Although the diagnostic data provided by HART and fieldbus devices is very similar, the way they get to the control system and the way the operator or technician see it can be quite different. The reason has to do with the speed and characteristics of the communication technology used by these two protocols. Fieldbus uses point-to-point communication technology. This means when a fieldbus device detects a diagnostic condition it wants to report, it can send an event out on the bus with the relevant information. The control system picks up the event and immediately displays or annunciates it on the console. HART devices, on the other hand, have to continually undergo polling to see if there is anything to report. Because the polling occurs at 1,200 BPS with HART, there are limitations on how many devices it can poll for alerts in a specific timeframe.
An operator can poll a small number of critical devices for alerts within seconds or a large number of devices within
minutes. Nevertheless, it is possible to implement an effective diagnostic alert system with HART as long as you understand the restrictions on response and device count.
Once the operator or maintenance person becomes aware of a problem in a field device either via an alert or some other means, the actual display of the status information from HART and fieldbus devices is very similar. Often times, a record of this status event will automatically log into the control system. Again, the logging of HART and fieldbus device problems should normally look the same on a well-integrated system.
The diagram shows how a user might setup a control strategy using fieldbus and HART devices. The function blocks in the "HART" loop (i.e.AI1 and PID1) loop look exactly the same as those in the "fieldbus" loop (i.e. AI2, PID2, and AO1). The only difference is the input block in the HART loop (i.e. AI1) is identified with the host control system's I/O card and channel number while the input and PID blocks for the fieldbus blocks use the device tag of the fieldbus devices.
It is also important to consider what type of portable maintenance tools one needs in systems that contain HART and fieldbus devices.
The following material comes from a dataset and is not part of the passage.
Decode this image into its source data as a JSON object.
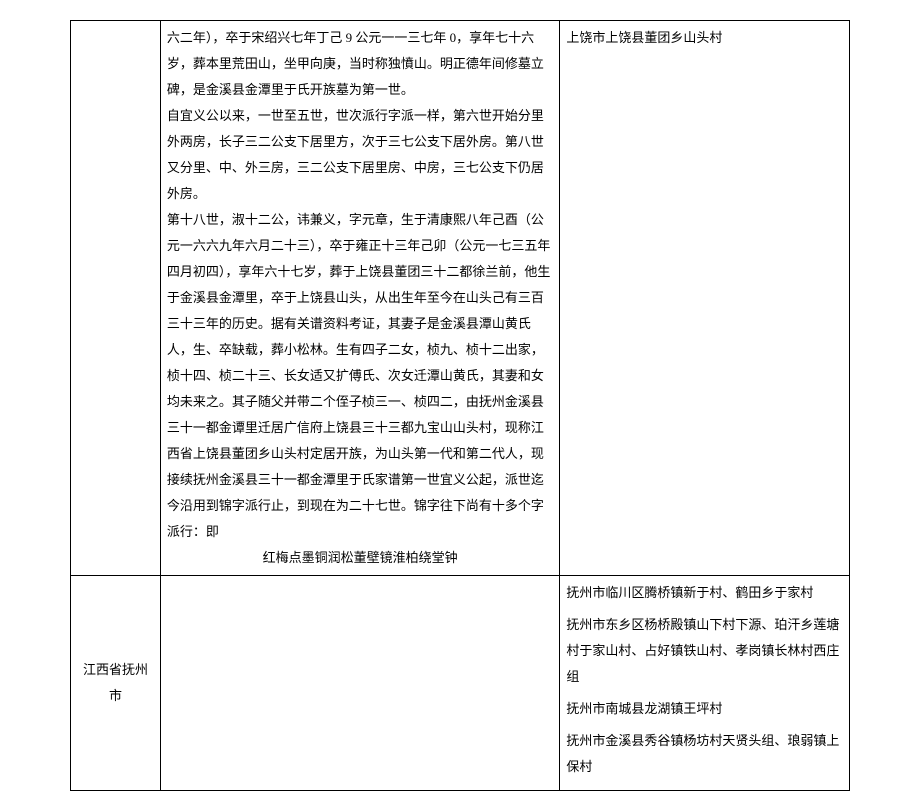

Portable tools currently fall into two general categories. The first is intrinsically safe handheld devices. Several exist for HART only devices. A combined HART and fieldbus intrinsically safe handheld device has become available. This integrated tool allows the user to configure and diagnose HART and fieldbus devices while in the field.
The second type of portable tools is around laptop or notebook computers. Ruggedized versions of these portable computers can make an effective tool. The only disadvantage is you need a separate interface for HART and fieldbus. These types of computers cannot go in hazardous (i.e Class 1 Div 1) areas of a plant.
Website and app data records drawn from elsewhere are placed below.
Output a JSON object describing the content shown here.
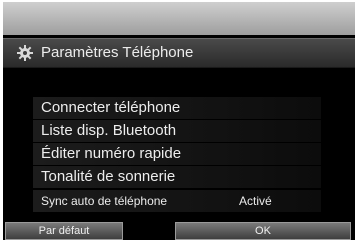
{
  "header": {
    "icon": "gear-icon",
    "title": "Paramètres Téléphone"
  },
  "menu": {
    "items": [
      {
        "label": "Connecter téléphone"
      },
      {
        "label": "Liste disp. Bluetooth"
      },
      {
        "label": "Éditer numéro rapide"
      },
      {
        "label": "Tonalité de sonnerie"
      },
      {
        "label": "Sync auto de téléphone",
        "value": "Activé"
      }
    ]
  },
  "footer": {
    "default_label": "Par défaut",
    "ok_label": "OK"
  }
}
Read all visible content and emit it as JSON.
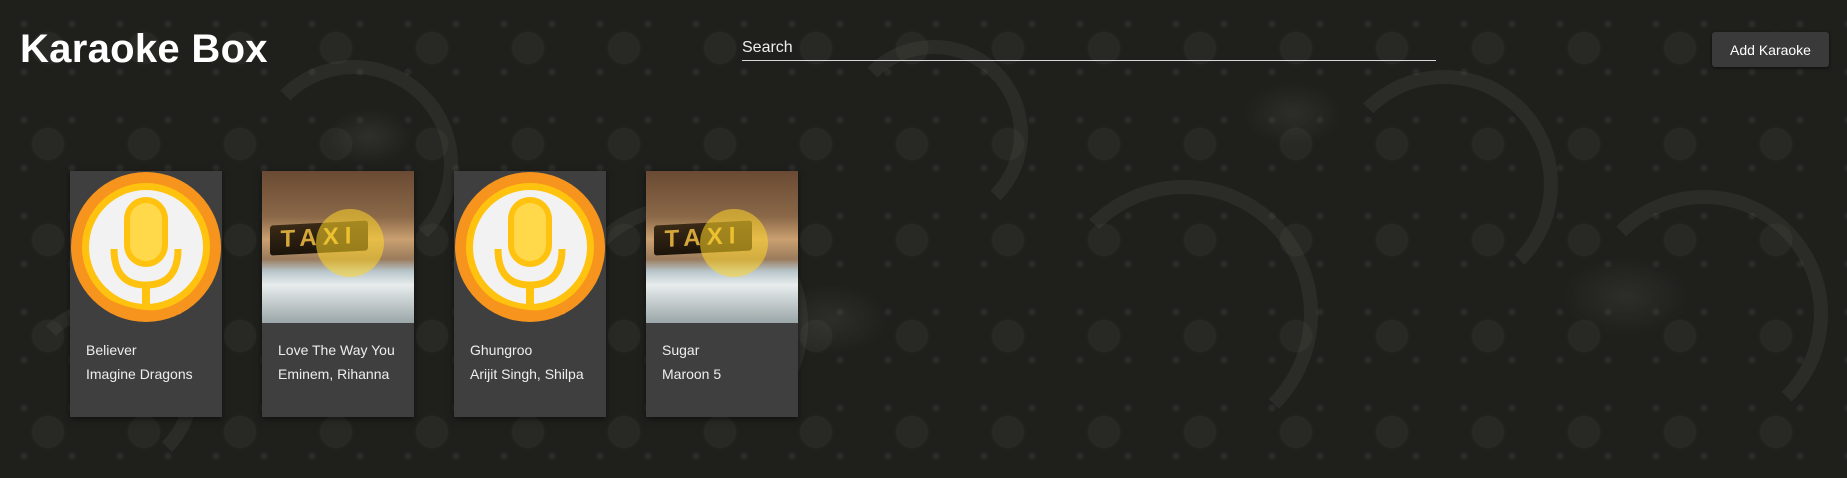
{
  "app": {
    "title": "Karaoke Box"
  },
  "search": {
    "placeholder": "Search"
  },
  "toolbar": {
    "add_label": "Add Karaoke"
  },
  "colors": {
    "mic_orange": "#f7941d",
    "mic_yellow": "#ffc20e",
    "card_bg": "#3f3f3f"
  },
  "cards": [
    {
      "song": "Believer",
      "artist": "Imagine Dragons",
      "thumbnail": "microphone-icon"
    },
    {
      "song": "Love The Way You",
      "artist": "Eminem, Rihanna",
      "thumbnail": "taxi-photo"
    },
    {
      "song": "Ghungroo",
      "artist": "Arijit Singh, Shilpa",
      "thumbnail": "microphone-icon"
    },
    {
      "song": "Sugar",
      "artist": "Maroon 5",
      "thumbnail": "taxi-photo"
    }
  ]
}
As far as small handheld computers go, how practical these will be in a plant environment—even the ones classified for Class 1 Div 1 areas—remains up in the air.
Behind the byline
Alan R. Dewey is principal product marketing manager for Emerson Process Management in Eden Prairie, Minnesota.